(Element data from apps and pages)
◆ ◆ ◆ ◆
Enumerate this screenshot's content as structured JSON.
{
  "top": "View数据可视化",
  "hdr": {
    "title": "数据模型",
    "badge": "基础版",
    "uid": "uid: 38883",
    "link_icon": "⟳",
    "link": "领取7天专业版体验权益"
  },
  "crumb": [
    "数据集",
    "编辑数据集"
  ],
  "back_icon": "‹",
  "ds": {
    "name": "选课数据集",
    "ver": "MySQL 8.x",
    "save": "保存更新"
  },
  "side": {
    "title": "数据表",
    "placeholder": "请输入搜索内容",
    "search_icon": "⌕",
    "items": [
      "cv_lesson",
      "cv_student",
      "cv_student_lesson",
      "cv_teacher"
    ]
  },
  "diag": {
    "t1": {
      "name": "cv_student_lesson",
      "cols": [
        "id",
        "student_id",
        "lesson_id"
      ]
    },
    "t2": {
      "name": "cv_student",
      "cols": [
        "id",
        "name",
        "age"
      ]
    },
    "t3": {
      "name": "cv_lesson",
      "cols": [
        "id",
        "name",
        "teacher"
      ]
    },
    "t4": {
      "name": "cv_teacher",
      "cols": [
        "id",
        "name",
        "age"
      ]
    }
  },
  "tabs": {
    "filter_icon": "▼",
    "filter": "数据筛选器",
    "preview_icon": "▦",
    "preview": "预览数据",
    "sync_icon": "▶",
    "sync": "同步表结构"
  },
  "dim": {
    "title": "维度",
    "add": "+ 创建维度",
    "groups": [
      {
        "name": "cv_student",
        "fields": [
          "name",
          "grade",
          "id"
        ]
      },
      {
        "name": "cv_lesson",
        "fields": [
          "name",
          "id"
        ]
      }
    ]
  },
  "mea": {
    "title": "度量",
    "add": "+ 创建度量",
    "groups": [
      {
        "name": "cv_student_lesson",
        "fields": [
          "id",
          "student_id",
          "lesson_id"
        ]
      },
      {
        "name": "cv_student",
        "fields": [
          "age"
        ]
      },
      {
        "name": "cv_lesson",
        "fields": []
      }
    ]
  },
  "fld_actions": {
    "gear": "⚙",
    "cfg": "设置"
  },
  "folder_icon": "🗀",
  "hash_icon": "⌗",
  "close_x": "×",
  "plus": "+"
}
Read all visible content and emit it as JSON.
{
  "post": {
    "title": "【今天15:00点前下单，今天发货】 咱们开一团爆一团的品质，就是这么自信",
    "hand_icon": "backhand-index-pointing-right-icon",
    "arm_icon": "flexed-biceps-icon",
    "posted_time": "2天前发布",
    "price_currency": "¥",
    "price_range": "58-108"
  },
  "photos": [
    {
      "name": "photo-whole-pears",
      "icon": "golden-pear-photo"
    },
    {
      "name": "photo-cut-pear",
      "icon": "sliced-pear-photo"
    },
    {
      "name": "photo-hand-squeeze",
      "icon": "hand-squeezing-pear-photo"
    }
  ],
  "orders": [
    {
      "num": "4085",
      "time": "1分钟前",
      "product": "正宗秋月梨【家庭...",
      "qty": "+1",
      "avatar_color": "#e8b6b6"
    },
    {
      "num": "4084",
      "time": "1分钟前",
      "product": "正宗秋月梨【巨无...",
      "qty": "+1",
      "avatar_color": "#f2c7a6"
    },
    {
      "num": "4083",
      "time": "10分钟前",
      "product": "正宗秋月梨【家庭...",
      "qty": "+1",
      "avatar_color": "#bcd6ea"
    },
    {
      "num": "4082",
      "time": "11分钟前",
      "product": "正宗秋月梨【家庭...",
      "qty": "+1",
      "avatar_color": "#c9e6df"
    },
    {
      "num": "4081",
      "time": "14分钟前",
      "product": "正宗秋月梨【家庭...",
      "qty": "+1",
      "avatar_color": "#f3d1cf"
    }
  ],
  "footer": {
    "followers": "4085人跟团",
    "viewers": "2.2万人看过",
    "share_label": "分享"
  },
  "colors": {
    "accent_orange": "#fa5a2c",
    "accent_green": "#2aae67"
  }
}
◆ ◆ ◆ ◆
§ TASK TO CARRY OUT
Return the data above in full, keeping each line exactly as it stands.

§ OUTPUT
Enumerate this screenshot's content as structured JSON.
{
  "top": "View数据可视化",
  "hdr": {
    "title": "数据模型",
    "badge": "基础版",
    "uid": "uid: 38883",
    "link_icon": "⟳",
    "link": "领取7天专业版体验权益"
  },
  "crumb": [
    "数据集",
    "编辑数据集"
  ],
  "back_icon": "‹",
  "ds": {
    "name": "选课数据集",
    "ver": "MySQL 8.x",
    "save": "保存更新"
  },
  "side": {
    "title": "数据表",
    "placeholder": "请输入搜索内容",
    "search_icon": "⌕",
    "items": [
      "cv_lesson",
      "cv_student",
      "cv_student_lesson",
      "cv_teacher"
    ]
  },
  "diag": {
    "t1": {
      "name": "cv_student_lesson",
      "cols": [
        "id",
        "student_id",
        "lesson_id"
      ]
    },
    "t2": {
      "name": "cv_student",
      "cols": [
        "id",
        "name",
        "age"
      ]
    },
    "t3": {
      "name": "cv_lesson",
      "cols": [
        "id",
        "name",
        "teacher"
      ]
    },
    "t4": {
      "name": "cv_teacher",
      "cols": [
        "id",
        "name",
        "age"
      ]
    }
  },
  "tabs": {
    "filter_icon": "▼",
    "filter": "数据筛选器",
    "preview_icon": "▦",
    "preview": "预览数据",
    "sync_icon": "▶",
    "sync": "同步表结构"
  },
  "dim": {
    "title": "维度",
    "add": "+ 创建维度",
    "groups": [
      {
        "name": "cv_student",
        "fields": [
          "name",
          "grade",
          "id"
        ]
      },
      {
        "name": "cv_lesson",
        "fields": [
          "name",
          "id"
        ]
      }
    ]
  },
  "mea": {
    "title": "度量",
    "add": "+ 创建度量",
    "groups": [
      {
        "name": "cv_student_lesson",
        "fields": [
          "id",
          "student_id",
          "lesson_id"
        ]
      },
      {
        "name": "cv_student",
        "fields": [
          "age"
        ]
      },
      {
        "name": "cv_lesson",
        "fields": []
      }
    ]
  },
  "fld_actions": {
    "gear": "⚙",
    "cfg": "设置"
  },
  "folder_icon": "🗀",
  "hash_icon": "⌗",
  "close_x": "×",
  "plus": "+"
}
Read all visible content and emit it as JSON.
{
  "post": {
    "title": "【今天15:00点前下单，今天发货】 咱们开一团爆一团的品质，就是这么自信",
    "hand_icon": "backhand-index-pointing-right-icon",
    "arm_icon": "flexed-biceps-icon",
    "posted_time": "2天前发布",
    "price_currency": "¥",
    "price_range": "58-108"
  },
  "photos": [
    {
      "name": "photo-whole-pears",
      "icon": "golden-pear-photo"
    },
    {
      "name": "photo-cut-pear",
      "icon": "sliced-pear-photo"
    },
    {
      "name": "photo-hand-squeeze",
      "icon": "hand-squeezing-pear-photo"
    }
  ],
  "orders": [
    {
      "num": "4085",
      "time": "1分钟前",
      "product": "正宗秋月梨【家庭...",
      "qty": "+1",
      "avatar_color": "#e8b6b6"
    },
    {
      "num": "4084",
      "time": "1分钟前",
      "product": "正宗秋月梨【巨无...",
      "qty": "+1",
      "avatar_color": "#f2c7a6"
    },
    {
      "num": "4083",
      "time": "10分钟前",
      "product": "正宗秋月梨【家庭...",
      "qty": "+1",
      "avatar_color": "#bcd6ea"
    },
    {
      "num": "4082",
      "time": "11分钟前",
      "product": "正宗秋月梨【家庭...",
      "qty": "+1",
      "avatar_color": "#c9e6df"
    },
    {
      "num": "4081",
      "time": "14分钟前",
      "product": "正宗秋月梨【家庭...",
      "qty": "+1",
      "avatar_color": "#f3d1cf"
    }
  ],
  "footer": {
    "followers": "4085人跟团",
    "viewers": "2.2万人看过",
    "share_label": "分享"
  },
  "colors": {
    "accent_orange": "#fa5a2c",
    "accent_green": "#2aae67"
  }
}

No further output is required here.